> [WORK TASK]
Each line in the entries below that holds the string "category" must be copied.

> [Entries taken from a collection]
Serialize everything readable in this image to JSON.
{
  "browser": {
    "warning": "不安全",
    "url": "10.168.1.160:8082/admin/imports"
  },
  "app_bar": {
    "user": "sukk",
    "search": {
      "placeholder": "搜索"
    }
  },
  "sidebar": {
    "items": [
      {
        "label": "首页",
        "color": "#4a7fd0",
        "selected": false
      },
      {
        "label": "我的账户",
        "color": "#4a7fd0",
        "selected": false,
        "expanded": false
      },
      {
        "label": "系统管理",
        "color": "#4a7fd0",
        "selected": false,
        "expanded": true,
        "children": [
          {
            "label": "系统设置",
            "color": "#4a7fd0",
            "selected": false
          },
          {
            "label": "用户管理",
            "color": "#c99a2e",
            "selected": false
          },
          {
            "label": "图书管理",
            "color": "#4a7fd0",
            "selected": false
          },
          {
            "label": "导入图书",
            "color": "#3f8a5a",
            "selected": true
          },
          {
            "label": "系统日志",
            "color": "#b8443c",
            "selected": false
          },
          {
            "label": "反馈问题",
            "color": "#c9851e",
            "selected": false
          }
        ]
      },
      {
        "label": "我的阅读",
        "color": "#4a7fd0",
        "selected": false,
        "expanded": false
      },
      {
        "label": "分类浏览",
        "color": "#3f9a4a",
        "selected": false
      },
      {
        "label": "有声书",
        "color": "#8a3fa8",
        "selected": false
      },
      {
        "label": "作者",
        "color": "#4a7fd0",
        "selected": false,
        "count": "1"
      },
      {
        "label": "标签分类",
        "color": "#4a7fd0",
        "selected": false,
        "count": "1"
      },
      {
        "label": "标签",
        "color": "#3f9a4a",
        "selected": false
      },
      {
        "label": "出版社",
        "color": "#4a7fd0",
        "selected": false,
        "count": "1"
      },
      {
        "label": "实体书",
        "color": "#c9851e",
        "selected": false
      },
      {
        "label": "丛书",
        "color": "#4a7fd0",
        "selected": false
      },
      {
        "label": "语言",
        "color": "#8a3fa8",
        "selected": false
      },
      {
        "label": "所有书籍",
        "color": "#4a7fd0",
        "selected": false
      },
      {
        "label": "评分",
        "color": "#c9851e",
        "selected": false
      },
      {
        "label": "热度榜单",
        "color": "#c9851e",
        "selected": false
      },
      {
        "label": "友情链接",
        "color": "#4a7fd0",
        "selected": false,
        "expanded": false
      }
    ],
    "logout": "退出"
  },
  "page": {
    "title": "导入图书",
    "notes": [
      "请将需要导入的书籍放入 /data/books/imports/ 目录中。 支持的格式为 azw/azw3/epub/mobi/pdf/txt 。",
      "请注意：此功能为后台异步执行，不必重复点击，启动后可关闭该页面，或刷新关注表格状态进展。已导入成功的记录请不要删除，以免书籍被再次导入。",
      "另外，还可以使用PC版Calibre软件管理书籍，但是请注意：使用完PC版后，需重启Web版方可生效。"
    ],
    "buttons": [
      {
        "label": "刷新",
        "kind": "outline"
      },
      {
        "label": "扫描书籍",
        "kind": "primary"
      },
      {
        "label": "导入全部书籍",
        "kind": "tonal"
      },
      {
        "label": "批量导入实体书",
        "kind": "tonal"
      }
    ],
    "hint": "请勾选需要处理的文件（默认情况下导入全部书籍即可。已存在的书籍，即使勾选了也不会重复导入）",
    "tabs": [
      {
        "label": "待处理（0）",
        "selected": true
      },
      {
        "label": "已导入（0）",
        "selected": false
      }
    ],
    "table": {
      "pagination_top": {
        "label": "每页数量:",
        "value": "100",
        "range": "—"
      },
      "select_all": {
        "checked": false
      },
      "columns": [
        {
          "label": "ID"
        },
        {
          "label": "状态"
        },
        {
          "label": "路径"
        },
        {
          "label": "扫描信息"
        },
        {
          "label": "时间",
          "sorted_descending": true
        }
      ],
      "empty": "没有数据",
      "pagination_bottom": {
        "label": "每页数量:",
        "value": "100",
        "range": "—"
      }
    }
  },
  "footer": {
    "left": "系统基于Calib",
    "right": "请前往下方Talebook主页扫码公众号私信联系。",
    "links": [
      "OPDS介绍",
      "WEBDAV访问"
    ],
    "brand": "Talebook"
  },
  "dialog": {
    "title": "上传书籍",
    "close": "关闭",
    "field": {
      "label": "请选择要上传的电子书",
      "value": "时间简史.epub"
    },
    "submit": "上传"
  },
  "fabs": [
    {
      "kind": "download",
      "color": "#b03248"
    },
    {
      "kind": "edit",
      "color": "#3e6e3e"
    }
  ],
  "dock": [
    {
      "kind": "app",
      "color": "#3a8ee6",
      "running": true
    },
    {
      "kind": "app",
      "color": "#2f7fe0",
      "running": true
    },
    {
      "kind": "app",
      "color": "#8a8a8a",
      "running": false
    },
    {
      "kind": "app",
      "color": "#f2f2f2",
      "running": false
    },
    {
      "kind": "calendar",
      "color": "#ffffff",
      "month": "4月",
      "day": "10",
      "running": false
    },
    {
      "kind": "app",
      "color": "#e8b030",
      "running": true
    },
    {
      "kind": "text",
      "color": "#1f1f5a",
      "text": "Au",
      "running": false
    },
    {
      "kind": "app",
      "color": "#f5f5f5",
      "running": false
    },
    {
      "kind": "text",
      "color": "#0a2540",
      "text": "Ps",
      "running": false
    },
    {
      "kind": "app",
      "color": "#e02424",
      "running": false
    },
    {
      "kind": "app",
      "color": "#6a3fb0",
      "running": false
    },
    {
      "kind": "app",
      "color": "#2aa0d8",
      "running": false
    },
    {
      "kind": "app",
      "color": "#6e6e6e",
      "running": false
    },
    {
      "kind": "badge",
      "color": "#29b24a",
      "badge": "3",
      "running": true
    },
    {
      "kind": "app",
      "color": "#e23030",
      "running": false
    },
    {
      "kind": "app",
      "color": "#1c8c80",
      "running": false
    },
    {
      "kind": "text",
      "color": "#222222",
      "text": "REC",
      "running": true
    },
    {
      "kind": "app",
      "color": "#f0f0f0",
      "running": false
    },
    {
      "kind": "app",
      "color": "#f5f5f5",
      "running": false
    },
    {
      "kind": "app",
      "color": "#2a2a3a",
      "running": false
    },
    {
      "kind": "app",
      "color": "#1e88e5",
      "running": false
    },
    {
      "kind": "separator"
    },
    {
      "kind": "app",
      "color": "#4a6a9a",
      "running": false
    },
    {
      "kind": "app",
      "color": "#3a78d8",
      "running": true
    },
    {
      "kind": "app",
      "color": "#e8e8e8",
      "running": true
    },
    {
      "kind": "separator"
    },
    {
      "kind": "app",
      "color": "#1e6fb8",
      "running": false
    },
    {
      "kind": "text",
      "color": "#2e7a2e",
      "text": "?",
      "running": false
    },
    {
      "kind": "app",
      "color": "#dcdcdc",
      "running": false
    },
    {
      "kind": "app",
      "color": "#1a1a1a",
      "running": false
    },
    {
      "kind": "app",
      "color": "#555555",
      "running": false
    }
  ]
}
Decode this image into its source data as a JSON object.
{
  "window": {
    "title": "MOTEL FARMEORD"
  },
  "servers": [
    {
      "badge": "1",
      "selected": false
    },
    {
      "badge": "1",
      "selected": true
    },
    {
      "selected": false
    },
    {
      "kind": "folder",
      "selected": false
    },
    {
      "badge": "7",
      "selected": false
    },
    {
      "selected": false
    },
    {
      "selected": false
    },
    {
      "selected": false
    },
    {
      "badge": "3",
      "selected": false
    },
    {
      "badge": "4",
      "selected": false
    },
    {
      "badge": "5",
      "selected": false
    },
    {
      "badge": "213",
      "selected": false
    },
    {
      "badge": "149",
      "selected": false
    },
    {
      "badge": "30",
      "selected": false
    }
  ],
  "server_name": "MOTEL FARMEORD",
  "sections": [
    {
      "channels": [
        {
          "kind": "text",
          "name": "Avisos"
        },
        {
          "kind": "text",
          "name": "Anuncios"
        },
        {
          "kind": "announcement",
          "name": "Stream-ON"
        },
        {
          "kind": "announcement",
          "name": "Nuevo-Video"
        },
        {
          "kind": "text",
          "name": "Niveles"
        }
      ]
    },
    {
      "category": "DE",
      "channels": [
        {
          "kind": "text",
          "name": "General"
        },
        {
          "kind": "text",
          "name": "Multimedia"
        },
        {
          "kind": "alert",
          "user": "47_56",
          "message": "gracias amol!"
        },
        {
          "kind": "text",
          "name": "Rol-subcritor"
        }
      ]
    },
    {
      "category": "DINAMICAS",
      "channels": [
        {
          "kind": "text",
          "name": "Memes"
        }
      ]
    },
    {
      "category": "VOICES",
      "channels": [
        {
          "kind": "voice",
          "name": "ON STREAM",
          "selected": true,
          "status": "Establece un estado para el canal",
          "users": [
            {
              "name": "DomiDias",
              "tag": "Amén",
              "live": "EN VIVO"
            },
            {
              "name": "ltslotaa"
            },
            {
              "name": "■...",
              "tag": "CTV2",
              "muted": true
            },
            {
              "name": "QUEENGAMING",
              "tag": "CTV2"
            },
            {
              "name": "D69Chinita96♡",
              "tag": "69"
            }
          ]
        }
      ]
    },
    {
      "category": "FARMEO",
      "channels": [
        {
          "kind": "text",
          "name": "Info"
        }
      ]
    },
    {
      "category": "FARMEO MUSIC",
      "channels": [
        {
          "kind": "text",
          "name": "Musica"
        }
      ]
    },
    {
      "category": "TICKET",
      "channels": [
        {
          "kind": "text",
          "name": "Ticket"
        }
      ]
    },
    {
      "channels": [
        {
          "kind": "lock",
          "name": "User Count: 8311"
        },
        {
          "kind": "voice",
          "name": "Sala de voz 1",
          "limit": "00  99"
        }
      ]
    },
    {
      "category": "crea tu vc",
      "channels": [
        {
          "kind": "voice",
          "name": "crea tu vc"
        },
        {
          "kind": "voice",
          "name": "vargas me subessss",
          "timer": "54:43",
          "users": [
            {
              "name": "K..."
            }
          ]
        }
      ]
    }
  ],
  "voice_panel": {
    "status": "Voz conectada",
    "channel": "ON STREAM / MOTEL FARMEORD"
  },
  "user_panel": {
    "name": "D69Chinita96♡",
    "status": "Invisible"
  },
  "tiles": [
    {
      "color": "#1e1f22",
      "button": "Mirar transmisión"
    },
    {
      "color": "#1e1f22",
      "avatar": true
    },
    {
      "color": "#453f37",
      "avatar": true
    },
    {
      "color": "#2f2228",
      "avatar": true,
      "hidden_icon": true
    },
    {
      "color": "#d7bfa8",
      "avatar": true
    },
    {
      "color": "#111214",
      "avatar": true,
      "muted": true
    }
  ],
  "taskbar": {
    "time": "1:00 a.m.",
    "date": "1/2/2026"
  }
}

> [RESPONSE BOX]
      "category": "DE",
      "category": "DINAMICAS",
      "category": "VOICES",
      "category": "FARMEO",
      "category": "FARMEO MUSIC",
      "category": "TICKET",
      "category": "crea tu vc",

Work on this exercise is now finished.